Therefore, Gen. Buratai has stood on these principles and perception of his father throughout his military career. It accounts for his superfluous performance as a soldier, crack combatant and leader for what his admirers have described as a rewarding military career to his nation.
As a leader of the Nigerian Army, Gen. Buratai finds the wisdom of Gen. Colin Powell worthwhile. Powell proclaimed that “The most important thing I learned is that soldiers watch what their leaders do. You can give them classes and lecture them forever, but it is your personal example they will follow.”
Thus, under Gen. Buratai’s leadership, the Nigerian Army has been on a steady progressive match in excellence and performance in all ramifications because he is an ardent exemplar in official duties. Nigerians have seen a reformed and re-professionalized Army, which is loyal and patriotic. Soldiers are recording remarkable and uninterrupted successes in the battles against Boko Haram and bile insurrections in the country.

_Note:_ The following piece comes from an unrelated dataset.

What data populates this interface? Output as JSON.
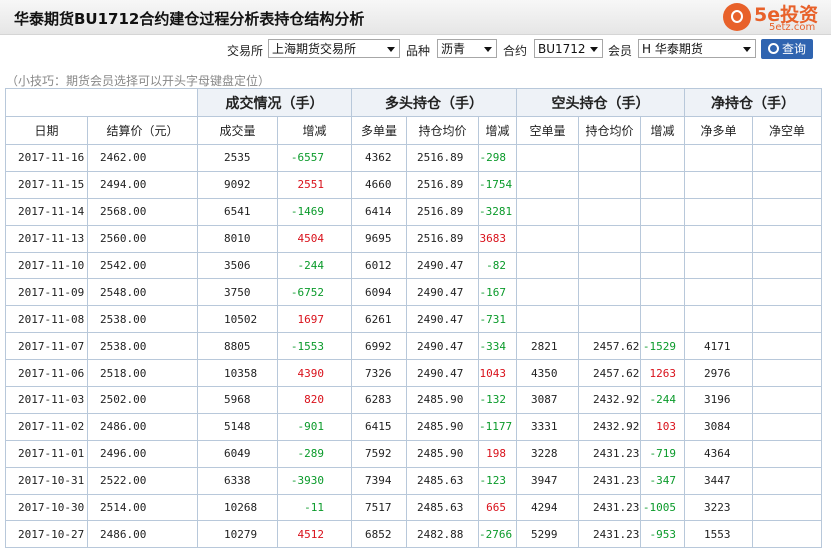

Soldiers under Gen. Buratai’s guidance have stamped their dominion in all special assignments in Nigeria. Soldiers engaged on Internal Security (IS) observe the highest professional standards, maintain maximum respect for human rights of Nigerians as well as humbly sticking to the Rules of Engagement (ROE).
The Nigerian Army under Gen. Buratai is not only excelling in war, but expanding its base. From five Divisions of the Nigerian Army, which Gen. Buratai inherited in 2015, he has increased it to eight Army Divisions for ease of military operations. There are thousand Army Forward Bases stationed in crisis prone areas. Gen. Buratai has been able to establish an Army Aviation School and the Nigerian Army University, the first Army varsity in Africa within the short time of his leadership.

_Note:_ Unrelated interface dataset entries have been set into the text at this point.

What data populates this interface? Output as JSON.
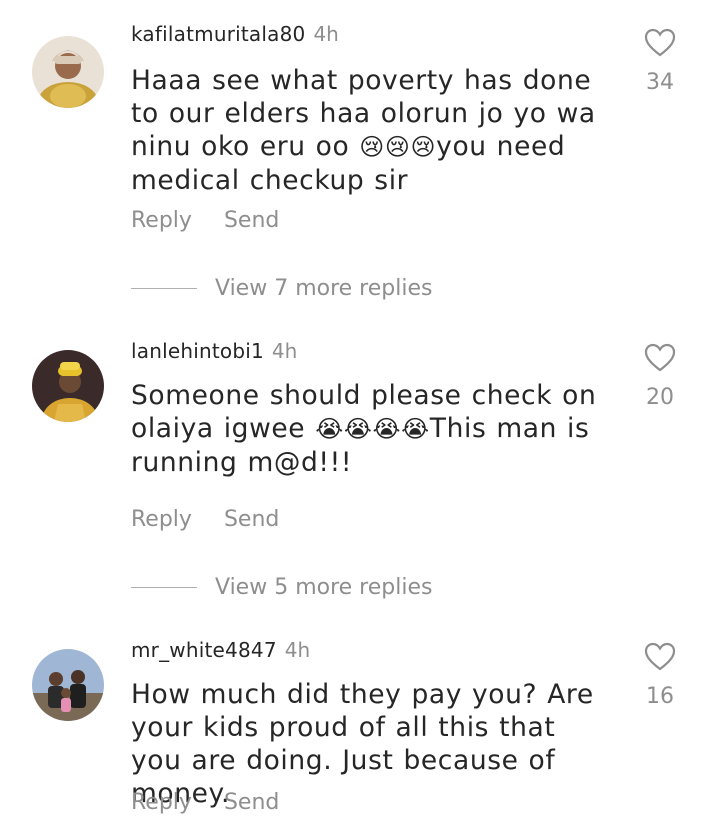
{
  "comments": [
    {
      "username": "kafilatmuritala80",
      "time": "4h",
      "text_parts": [
        "Haaa see what poverty has done to our elders  haa olorun jo yo wa ninu oko eru oo ",
        "😢😢😢",
        "you need medical checkup sir"
      ],
      "likes": "34",
      "reply_label": "Reply",
      "send_label": "Send",
      "view_replies": "View 7 more replies",
      "avatar_icon": "profile-photo-woman-gold-outfit"
    },
    {
      "username": "lanlehintobi1",
      "time": "4h",
      "text_parts": [
        "Someone should please check on olaiya igwee ",
        "😭😭😭😭",
        "This man is running m@d!!!"
      ],
      "likes": "20",
      "reply_label": "Reply",
      "send_label": "Send",
      "view_replies": "View 5 more replies",
      "avatar_icon": "profile-photo-man-yellow-cap"
    },
    {
      "username": "mr_white4847",
      "time": "4h",
      "text_parts": [
        "How much did they pay you?  Are your kids proud of all this that you are doing. Just because of money.",
        "",
        ""
      ],
      "likes": "16",
      "reply_label": "Reply",
      "send_label": "Send",
      "avatar_icon": "profile-photo-family-outdoor"
    }
  ],
  "icons": {
    "like": "heart-outline-icon"
  },
  "colors": {
    "text": "#262626",
    "muted": "#8e8e8e",
    "divider": "#b0b0b0"
  }
}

In Gen. Buratai’s prosecution of the counter-terrorism war in Nigeria, he is resolute and resilient. Like the British Field Marshal Sir Herold Alexander said, Gen. Buratai knows, “The knowledge of not only the enemy’s strength and disposition, but also how, when and where he intends to carry out his operations; brought a new dimension to the prosecution of the war”
When Gen. Burtai hops into the trenches against insurgents, in the words of the British Air Marshall ‘Bomber’ Harris, he steps out vengefully because “They sowed the seed, and now they are going to reap the whirlwind.”

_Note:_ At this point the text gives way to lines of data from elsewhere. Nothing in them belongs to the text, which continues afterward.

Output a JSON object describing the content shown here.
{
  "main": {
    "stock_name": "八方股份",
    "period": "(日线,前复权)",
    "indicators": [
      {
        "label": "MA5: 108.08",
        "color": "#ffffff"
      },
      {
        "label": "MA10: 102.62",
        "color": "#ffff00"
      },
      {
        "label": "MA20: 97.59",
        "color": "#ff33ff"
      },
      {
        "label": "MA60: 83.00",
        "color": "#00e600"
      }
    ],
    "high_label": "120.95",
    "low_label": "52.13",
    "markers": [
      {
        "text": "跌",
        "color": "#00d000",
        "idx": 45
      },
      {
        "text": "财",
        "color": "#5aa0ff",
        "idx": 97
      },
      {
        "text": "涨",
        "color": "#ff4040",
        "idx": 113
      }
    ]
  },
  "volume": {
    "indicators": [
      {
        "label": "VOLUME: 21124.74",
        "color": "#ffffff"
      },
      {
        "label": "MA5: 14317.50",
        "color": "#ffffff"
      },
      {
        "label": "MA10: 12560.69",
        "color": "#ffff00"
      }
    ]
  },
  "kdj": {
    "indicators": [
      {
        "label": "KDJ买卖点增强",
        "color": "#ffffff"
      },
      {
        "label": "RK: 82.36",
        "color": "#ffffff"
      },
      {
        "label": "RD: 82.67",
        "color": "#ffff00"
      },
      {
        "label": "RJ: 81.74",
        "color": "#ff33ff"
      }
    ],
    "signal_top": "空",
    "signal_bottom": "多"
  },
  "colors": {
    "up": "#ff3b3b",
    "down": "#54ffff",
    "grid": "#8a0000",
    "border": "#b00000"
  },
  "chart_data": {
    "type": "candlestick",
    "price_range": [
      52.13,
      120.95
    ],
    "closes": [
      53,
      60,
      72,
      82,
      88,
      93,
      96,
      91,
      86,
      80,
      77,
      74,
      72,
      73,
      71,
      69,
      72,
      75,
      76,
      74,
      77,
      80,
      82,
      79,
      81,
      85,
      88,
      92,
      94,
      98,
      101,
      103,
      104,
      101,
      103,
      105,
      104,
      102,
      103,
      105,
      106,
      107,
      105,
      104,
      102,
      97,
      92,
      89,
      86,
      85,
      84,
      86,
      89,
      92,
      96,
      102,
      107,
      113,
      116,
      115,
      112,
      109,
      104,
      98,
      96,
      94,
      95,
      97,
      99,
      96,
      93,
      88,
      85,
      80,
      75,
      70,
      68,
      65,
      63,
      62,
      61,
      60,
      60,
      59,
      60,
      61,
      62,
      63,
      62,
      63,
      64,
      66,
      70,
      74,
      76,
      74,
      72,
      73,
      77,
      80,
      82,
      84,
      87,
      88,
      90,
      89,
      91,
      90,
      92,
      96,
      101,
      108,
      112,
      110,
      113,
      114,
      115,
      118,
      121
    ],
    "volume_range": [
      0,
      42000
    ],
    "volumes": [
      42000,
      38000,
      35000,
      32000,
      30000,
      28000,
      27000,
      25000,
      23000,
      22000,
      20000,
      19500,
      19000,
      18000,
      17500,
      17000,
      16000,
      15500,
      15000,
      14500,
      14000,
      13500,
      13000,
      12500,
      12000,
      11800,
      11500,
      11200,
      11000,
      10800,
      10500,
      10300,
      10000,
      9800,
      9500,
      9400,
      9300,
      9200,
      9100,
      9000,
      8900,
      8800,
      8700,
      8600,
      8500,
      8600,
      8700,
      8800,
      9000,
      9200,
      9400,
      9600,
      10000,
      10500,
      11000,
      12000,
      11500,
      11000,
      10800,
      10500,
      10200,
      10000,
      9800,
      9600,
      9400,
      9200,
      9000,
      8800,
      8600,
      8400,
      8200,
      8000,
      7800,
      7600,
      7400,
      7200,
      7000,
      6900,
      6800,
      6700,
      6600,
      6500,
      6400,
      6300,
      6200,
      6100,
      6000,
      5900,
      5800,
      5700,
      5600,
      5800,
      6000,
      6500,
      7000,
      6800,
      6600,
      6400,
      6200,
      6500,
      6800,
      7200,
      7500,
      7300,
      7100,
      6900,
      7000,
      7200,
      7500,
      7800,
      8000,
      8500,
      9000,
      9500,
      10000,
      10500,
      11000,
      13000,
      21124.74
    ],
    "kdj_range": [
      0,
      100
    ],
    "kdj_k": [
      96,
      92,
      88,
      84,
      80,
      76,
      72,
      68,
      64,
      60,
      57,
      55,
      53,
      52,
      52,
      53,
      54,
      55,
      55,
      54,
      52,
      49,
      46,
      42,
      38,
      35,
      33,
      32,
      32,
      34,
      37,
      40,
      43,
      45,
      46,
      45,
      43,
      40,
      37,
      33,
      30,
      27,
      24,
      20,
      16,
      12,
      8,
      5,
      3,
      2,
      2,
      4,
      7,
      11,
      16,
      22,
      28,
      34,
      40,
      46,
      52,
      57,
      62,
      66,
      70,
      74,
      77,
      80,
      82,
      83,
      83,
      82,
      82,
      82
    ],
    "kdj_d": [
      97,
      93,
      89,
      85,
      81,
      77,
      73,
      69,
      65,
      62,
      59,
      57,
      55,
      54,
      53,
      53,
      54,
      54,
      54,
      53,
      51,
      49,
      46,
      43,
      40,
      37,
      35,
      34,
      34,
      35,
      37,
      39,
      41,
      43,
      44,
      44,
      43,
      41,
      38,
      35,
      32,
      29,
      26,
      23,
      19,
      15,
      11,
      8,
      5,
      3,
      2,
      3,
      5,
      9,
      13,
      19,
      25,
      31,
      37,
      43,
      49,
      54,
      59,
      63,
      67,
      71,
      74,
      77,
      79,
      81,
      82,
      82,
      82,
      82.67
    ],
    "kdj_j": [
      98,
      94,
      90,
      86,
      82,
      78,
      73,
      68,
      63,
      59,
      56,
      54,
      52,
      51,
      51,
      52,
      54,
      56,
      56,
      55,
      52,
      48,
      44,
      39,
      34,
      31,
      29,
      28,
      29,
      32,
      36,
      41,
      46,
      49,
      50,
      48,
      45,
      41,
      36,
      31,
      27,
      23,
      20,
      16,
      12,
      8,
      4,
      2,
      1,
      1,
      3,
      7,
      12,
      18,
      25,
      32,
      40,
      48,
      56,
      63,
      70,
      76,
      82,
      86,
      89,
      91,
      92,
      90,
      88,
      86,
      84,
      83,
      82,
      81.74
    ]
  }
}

In all the military engagements by Gen. Buratai and soldiers, they are exposed to grave dangers for no fault linked to them. Some have even paid the supreme price fighting to enthrone peace in a conflict they are oblivious of its causes. But they have remained loyal and patriotic to the entrenchment of peace. It now struck the wisdom of Ribadu in me, justifying why a soldier needs the best in peace times.
No doubt, Gen. Buratai has been inspired and guided by the advice his father offered him the first day he enlisted into the Army. Pa Buratai counselled the young officer Buratai to , “… be loyal to his superiors and constituted authority. I warned him to avoid any form of vice and I am grateful to God, he obeyed what I told him.”
It is the religious observance of this self-discipline or ethical code that has guided Gen. Buratai’s service elevation in the Army. This philosophy has always compelled Gen. Buratai to go the proverbial mile to seek comfort for soldiers. It explains why his leadership and administration of his office as COAS and leader of the counter-insurgency operations in Nigeria is a success story.
*Mohammed, a public affairs commentator wrote this piece from Minna, Niger State.